- What the task requires: In your copy of the data, keep every word exact and include no pictures.

[Saved entries]
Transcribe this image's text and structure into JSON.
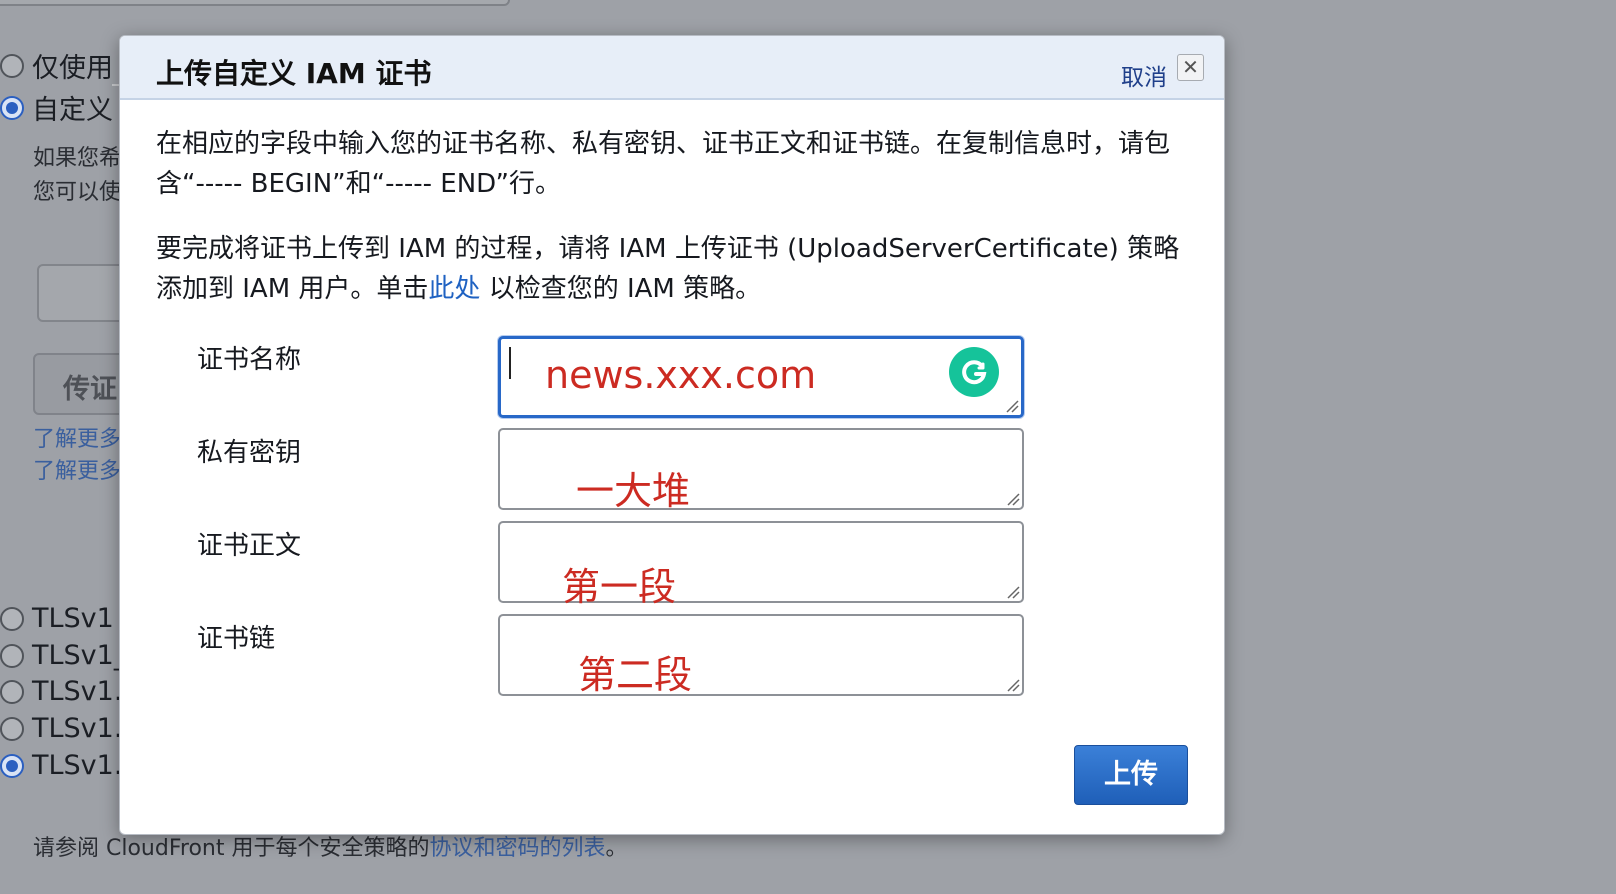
{
  "background": {
    "radio_options_top": [
      {
        "label": "仅使用",
        "checked": false
      },
      {
        "label": "自定义",
        "checked": true
      }
    ],
    "help_lines": [
      "如果您希",
      "您可以使"
    ],
    "button_label": "传证",
    "links": [
      "了解更多",
      "了解更多"
    ],
    "tls_options": [
      {
        "label": "TLSv1",
        "checked": false
      },
      {
        "label": "TLSv1_",
        "checked": false
      },
      {
        "label": "TLSv1.",
        "checked": false
      },
      {
        "label": "TLSv1.",
        "checked": false
      },
      {
        "label": "TLSv1.",
        "checked": true
      }
    ],
    "footer_prefix": "请参阅 CloudFront 用于每个安全策略的",
    "footer_link": "协议和密码的列表",
    "footer_suffix": "。"
  },
  "modal": {
    "title": "上传自定义 IAM 证书",
    "cancel_label": "取消",
    "close_symbol": "✕",
    "intro": "在相应的字段中输入您的证书名称、私有密钥、证书正文和证书链。在复制信息时，请包含“----- BEGIN”和“----- END”行。",
    "policy_before": "要完成将证书上传到 IAM 的过程，请将 IAM 上传证书 (UploadServerCertificate) 策略添加到 IAM 用户。单击",
    "policy_link": "此处",
    "policy_after": " 以检查您的 IAM 策略。",
    "fields": [
      {
        "label": "证书名称",
        "value": "news.xxx.com"
      },
      {
        "label": "私有密钥",
        "value": "一大堆"
      },
      {
        "label": "证书正文",
        "value": "第一段"
      },
      {
        "label": "证书链",
        "value": "第二段"
      }
    ],
    "upload_label": "上传",
    "colors": {
      "accent": "#2868c8",
      "annotation": "#cc2b22",
      "grammarly": "#15c39a"
    },
    "icons": [
      "close-icon",
      "grammarly-icon",
      "resize-handle-icon"
    ]
  }
}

- Answer section:
Transcribe this image's text and structure into JSON.
{
  "background": {
    "radio_options_top": [
      {
        "label": "仅使用",
        "checked": false
      },
      {
        "label": "自定义",
        "checked": true
      }
    ],
    "help_lines": [
      "如果您希",
      "您可以使"
    ],
    "button_label": "传证",
    "links": [
      "了解更多",
      "了解更多"
    ],
    "tls_options": [
      {
        "label": "TLSv1",
        "checked": false
      },
      {
        "label": "TLSv1_",
        "checked": false
      },
      {
        "label": "TLSv1.",
        "checked": false
      },
      {
        "label": "TLSv1.",
        "checked": false
      },
      {
        "label": "TLSv1.",
        "checked": true
      }
    ],
    "footer_prefix": "请参阅 CloudFront 用于每个安全策略的",
    "footer_link": "协议和密码的列表",
    "footer_suffix": "。"
  },
  "modal": {
    "title": "上传自定义 IAM 证书",
    "cancel_label": "取消",
    "close_symbol": "✕",
    "intro": "在相应的字段中输入您的证书名称、私有密钥、证书正文和证书链。在复制信息时，请包含“----- BEGIN”和“----- END”行。",
    "policy_before": "要完成将证书上传到 IAM 的过程，请将 IAM 上传证书 (UploadServerCertificate) 策略添加到 IAM 用户。单击",
    "policy_link": "此处",
    "policy_after": " 以检查您的 IAM 策略。",
    "fields": [
      {
        "label": "证书名称",
        "value": "news.xxx.com"
      },
      {
        "label": "私有密钥",
        "value": "一大堆"
      },
      {
        "label": "证书正文",
        "value": "第一段"
      },
      {
        "label": "证书链",
        "value": "第二段"
      }
    ],
    "upload_label": "上传",
    "colors": {
      "accent": "#2868c8",
      "annotation": "#cc2b22",
      "grammarly": "#15c39a"
    },
    "icons": [
      "close-icon",
      "grammarly-icon",
      "resize-handle-icon"
    ]
  }
}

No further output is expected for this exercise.